- _DATA EXTRACTS_:
▼▼▼
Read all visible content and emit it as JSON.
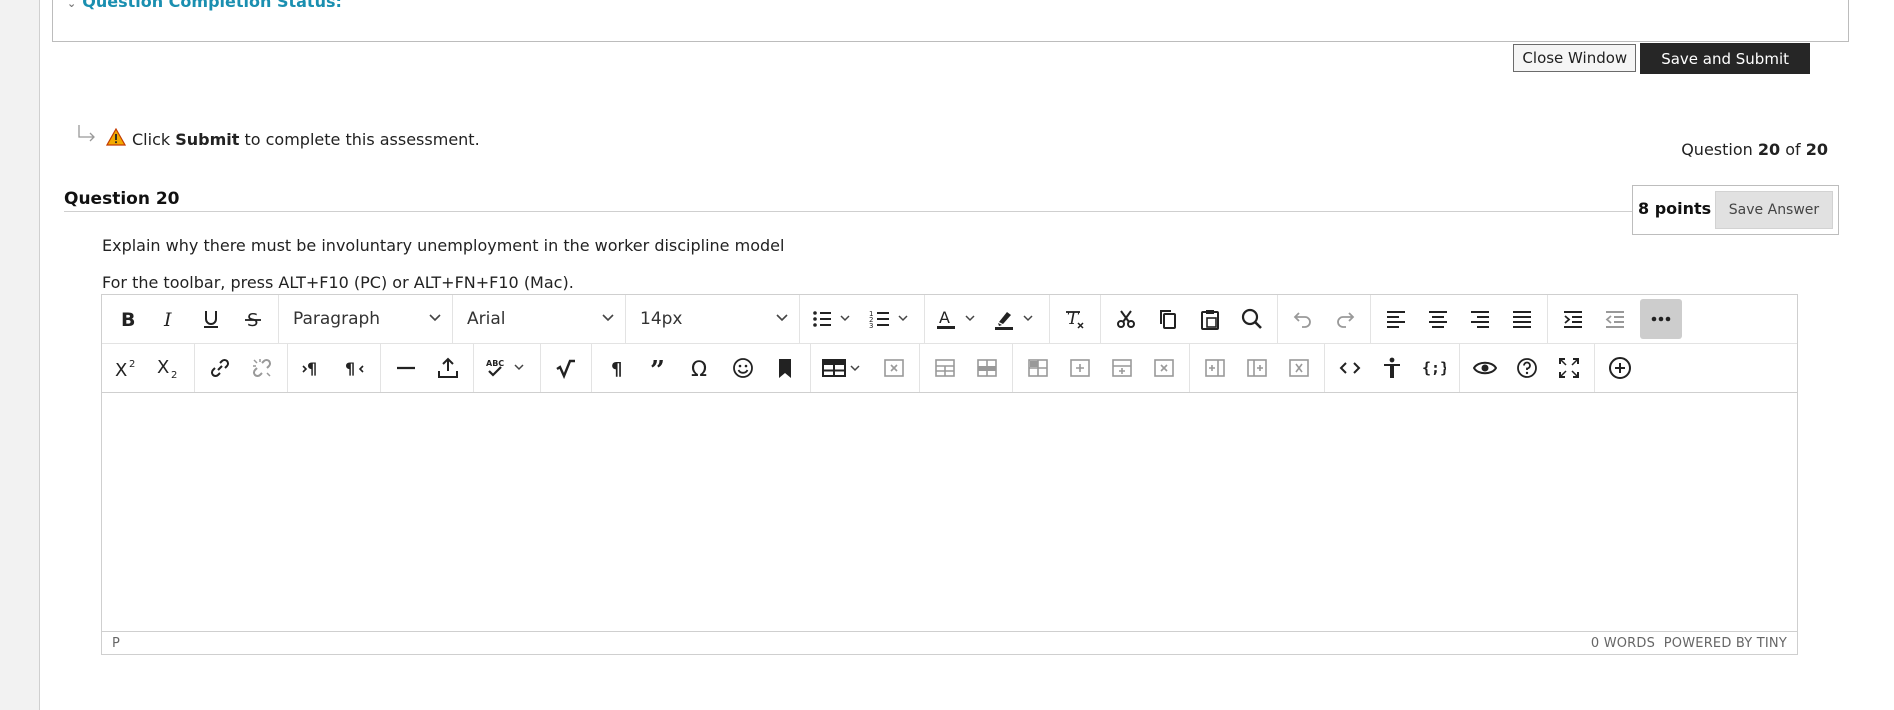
{
  "status_panel": {
    "title": "Question Completion Status:"
  },
  "buttons": {
    "close_window": "Close Window",
    "save_and_submit": "Save and Submit",
    "save_answer": "Save Answer"
  },
  "hint": {
    "prefix": "Click",
    "bold": "Submit",
    "suffix": "to complete this assessment."
  },
  "counter": {
    "prefix": "Question",
    "current": "20",
    "of": "of",
    "total": "20"
  },
  "question": {
    "title": "Question 20",
    "points": "8 points",
    "text": "Explain why there must be involuntary unemployment in the worker discipline model",
    "toolbar_note": "For the toolbar, press ALT+F10 (PC) or ALT+FN+F10 (Mac)."
  },
  "editor": {
    "block_format": "Paragraph",
    "font_family": "Arial",
    "font_size": "14px",
    "status_path": "P",
    "word_count": "0 WORDS",
    "powered_by": "POWERED BY TINY"
  },
  "colors": {
    "submit_bg": "#262626",
    "accent": "#1a8fb0",
    "warning": "#f2a900"
  }
}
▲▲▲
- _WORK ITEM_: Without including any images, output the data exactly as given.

- _TASK SOLUTION_:
Read all visible content and emit it as JSON.
{
  "status_panel": {
    "title": "Question Completion Status:"
  },
  "buttons": {
    "close_window": "Close Window",
    "save_and_submit": "Save and Submit",
    "save_answer": "Save Answer"
  },
  "hint": {
    "prefix": "Click",
    "bold": "Submit",
    "suffix": "to complete this assessment."
  },
  "counter": {
    "prefix": "Question",
    "current": "20",
    "of": "of",
    "total": "20"
  },
  "question": {
    "title": "Question 20",
    "points": "8 points",
    "text": "Explain why there must be involuntary unemployment in the worker discipline model",
    "toolbar_note": "For the toolbar, press ALT+F10 (PC) or ALT+FN+F10 (Mac)."
  },
  "editor": {
    "block_format": "Paragraph",
    "font_family": "Arial",
    "font_size": "14px",
    "status_path": "P",
    "word_count": "0 WORDS",
    "powered_by": "POWERED BY TINY"
  },
  "colors": {
    "submit_bg": "#262626",
    "accent": "#1a8fb0",
    "warning": "#f2a900"
  }
}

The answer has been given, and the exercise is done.